We can help a child separate negative thoughts from themselves, or to externalize the thoughts, by labeling them or giving them a name, such as the Inner Critic, Mean Brain, Stormin’ Stu, or the Worried Weatherman. Your child can come up with labels for these patterns of thinking to be able to externalize, observe, and choose to reject the negative thoughts. This lets you say, “Sounds like Stormin’ Stu is making you feel angry and left out. That sounds like a Worried Weatherman thought. But you’re the boss of those thoughts. You can talk back to Mean Brain.” Your child can then ask themselves if that thought is true or false.
Once we separate negative thoughts from the child, they can do some reality checking of their thoughts. Have them ask themselves, “What am I saying to myself about this? How true is it? Is it helpful to think this way? Where will it get me? What else can I think instead? It is important not to contradict your child. Instead when you ask your child these sorts of questions you help them to come up with other ways of thinking that may be helpful.
Another way to assess and change thinking is to evaluate an event and the associated thoughts and feelings, to see if changing perspective on the event will help. The things we think are not automatically true. When creating a new thought, it can help to see the situation in a different manner.
What Happened: Emma, my best friend, did not talk to me like she normally does.
Thoughts: I thought “Emma hasn’t talked to me much this week. She must be mad at me.
Feelings: I felt hurt and sad.
Let’s look at three different thoughts from our example and see how it changes things.
New Thought: “Emma could be upset with me, but maybe not. I don’t know.”
New Feeling: Concerned that my friend may be upset, but I am not feeling sad like I did before
New Thought: “Emma is probably busy with school or something”
New Feeling: Disappointed that she hasn’t spoken to me, but I understand.
New Thought: “Maybe Emma is upset about something that has nothing to do with me”
New Feeling: Worried about Emma’s feelings.
We can help our child go through these questions to figure out their own thoughts and feelings:
Practicing Positive Self-Talk
Help a child come up with a few key phrases they can repeat as reminders. For example, say they have negative thoughts before presenting a book report to their class. They are worried that they will forget what to say. Their positive self-talk could be “I am a good student and I do well when I prepare.”

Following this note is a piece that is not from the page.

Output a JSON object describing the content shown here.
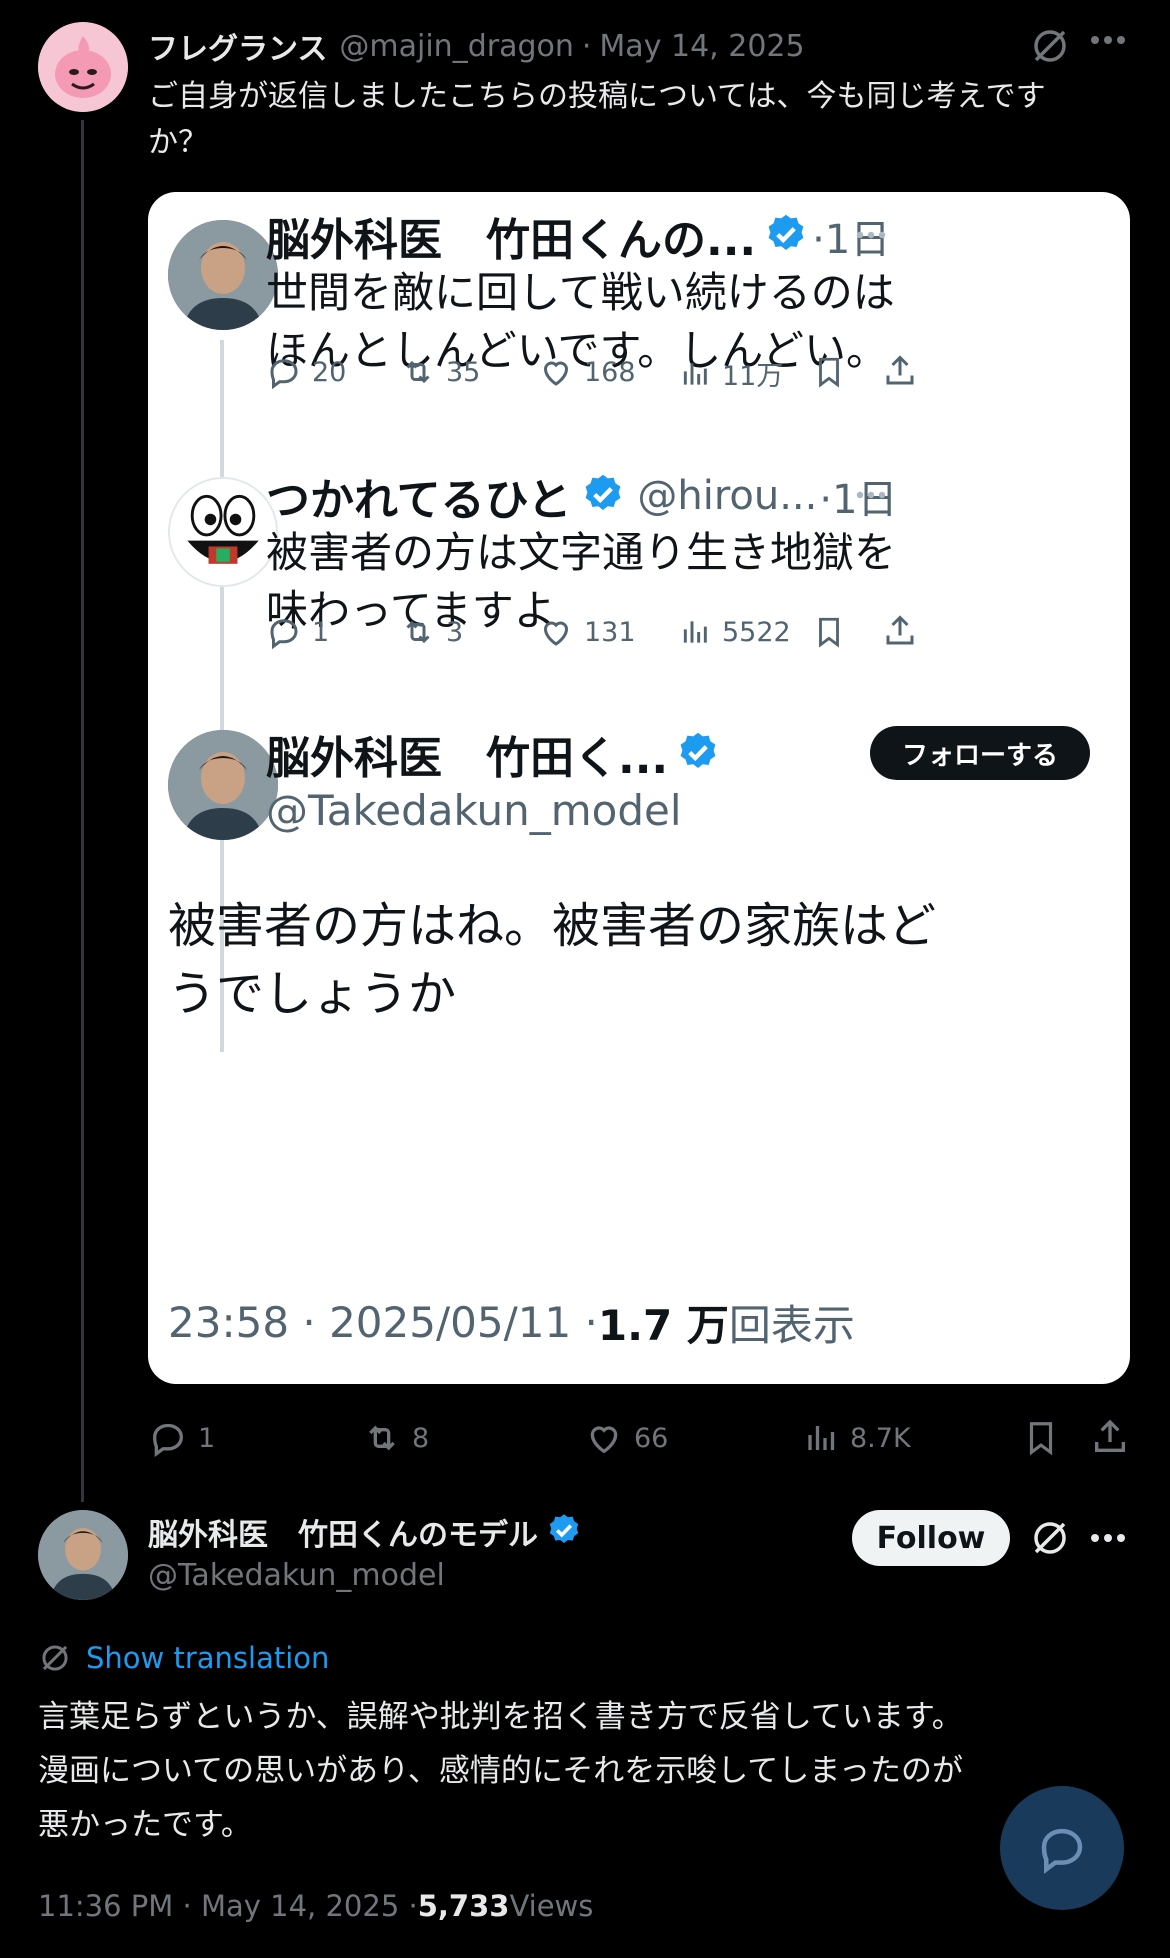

If you go back to the list of common negative thoughts the child has, this is a great place to write down simple, positive thoughts they can say instead.
Helping our child learn new ways of thinking does not mean denying negative or hurtful thoughts that are true or factual. This negates the child’s experiences. Instead, we want to encourage them to evaluate their thoughts, to modify them if appropriate and to be able to focus on thinking that is helpful for them at any given time. Changing patterns of thinking takes time and practice. It is one of many skills our child is learning and practicing as they grow and heal. We must be patient and gentle as we encourage them to develop new ways of looking at themselves and their experiences.
Wendy Witham, LMFT, is a therapist in private practice for 30 years who has worked with teens, adults and families around a variety of concerns. As a single, International adoptive parent with a grown daughter, Wendy is a member of our Help One Child family network, blog and podcast contributors, parent trainer and co-facilitator for the Parents of Teens+ Support Group.